On the first day of the workshop, Dr Tomm gave an overview of the IPscope, an analogy of an instrument used to describe interpersonal patterns. He then spoke on ethical postures – making ethical decisions with regards to client-professional relationship – and questioning styles when eliciting information from clients, as well as the process of deconstructing shame and guilt, and how that opens a space for reconciliation through apology and forgiveness.
Lecture content was tailored to local context, but Dr Tomm was aware of the challenges – in the form of cultural differences – when applying the framework in Singapore.
“If there’s one thing I would like the attendees to take away from this workshop, it is that they use the framework according to what fits them. The benefit of conducting the workshop is the creation of an open space for sharing and discussion,” Dr Tomm said.
The professor’s comment resonated with a number of participants, including Ms Prema Mohan, principal social worker at Tanjong Pagar Family Service Centre. She believed that no matter the course one attends, it is crucial that they change it to suit their context. Ms Mohan added that Dr Tomm’s concens were very relatable, but it is also important to personalise them according to one’s needs.
Mr Mohamed Naser, senior medical social worker at the National Kidney Foundation, also shared that the topics were well covered on the first day of the workshop, but felt that it would be better if the session is extended because of the depth of the lecture covered.
The part on reconciliation was exceptionally useful for Ms Norsalha Binte Mohamad, senior social worker at Cheng San Family Service Centre, AMKFSC Community Services.
“Dr Tomm highlighted the multiple processes that go into reconciliation and apology.
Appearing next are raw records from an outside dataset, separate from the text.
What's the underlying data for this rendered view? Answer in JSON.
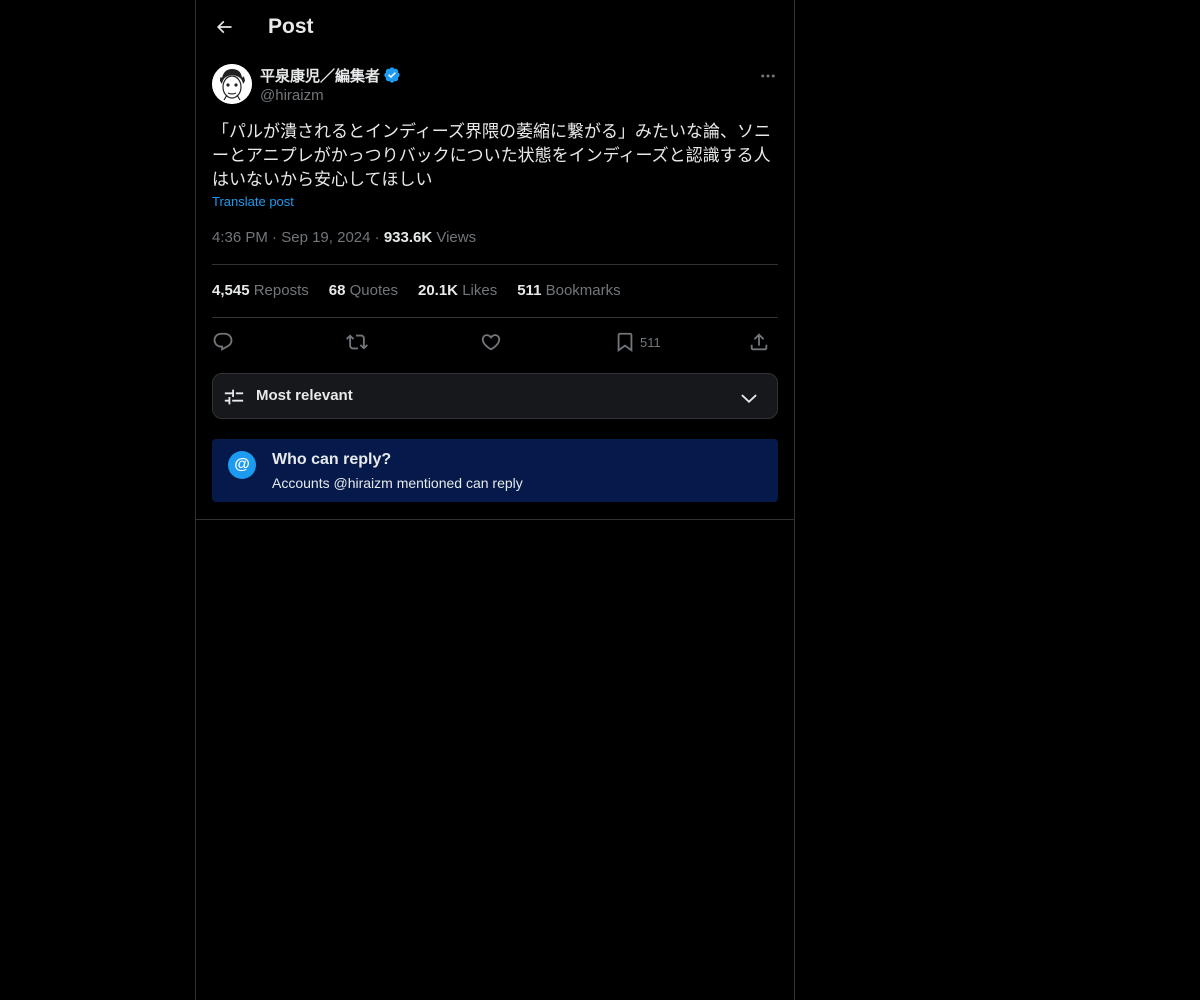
{
  "header": {
    "title": "Post",
    "back_icon": "arrow-left-icon"
  },
  "post": {
    "display_name": "平泉康児／編集者",
    "verified": true,
    "handle": "@hiraizm",
    "text": "「パルが潰されるとインディーズ界隈の萎縮に繋がる」みたいな論、ソニーとアニプレがかっつりバックについた状態をインディーズと認識する人はいないから安心してほしい",
    "translate_label": "Translate post",
    "time": "4:36 PM",
    "date": "Sep 19, 2024",
    "views_count": "933.6K",
    "views_label": "Views"
  },
  "stats": [
    {
      "num": "4,545",
      "label": "Reposts"
    },
    {
      "num": "68",
      "label": "Quotes"
    },
    {
      "num": "20.1K",
      "label": "Likes"
    },
    {
      "num": "511",
      "label": "Bookmarks"
    }
  ],
  "actions": {
    "bookmark_count": "511",
    "icons": [
      "reply-icon",
      "repost-icon",
      "like-icon",
      "bookmark-icon",
      "share-icon"
    ]
  },
  "sort": {
    "label": "Most relevant"
  },
  "reply_restriction": {
    "title": "Who can reply?",
    "description": "Accounts @hiraizm mentioned can reply"
  },
  "colors": {
    "background": "#000000",
    "accent": "#1d9bf0",
    "muted": "#71767b",
    "border": "#2f3336",
    "reply_box": "#051a4a"
  }
}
It takes a lot of work and reflection on the worker’s part in working with sometimes what may be extremely uncomfortable emotions to get to the stage of reconciliation and apology,” she said.
However, for Ms Jessica Chan, the executive director at Kampong Kapor Family Service Centre, the biggest takeaway from the two-day workshop was Dr Karl Tomm’s humble attitude to learn and grow.
“For someone as experienced as he is, there is still room for him to be different, room for him to grow, and for him to say, ‘I have learnt that this way may not do so well, I can change or shift to this other way’. It’s a reminder that no matter how long we’ve worked, or how experienced we may be, we must still retain that space and room for improvement. Otherwise, we will stay stagnant,” Ms Chan said.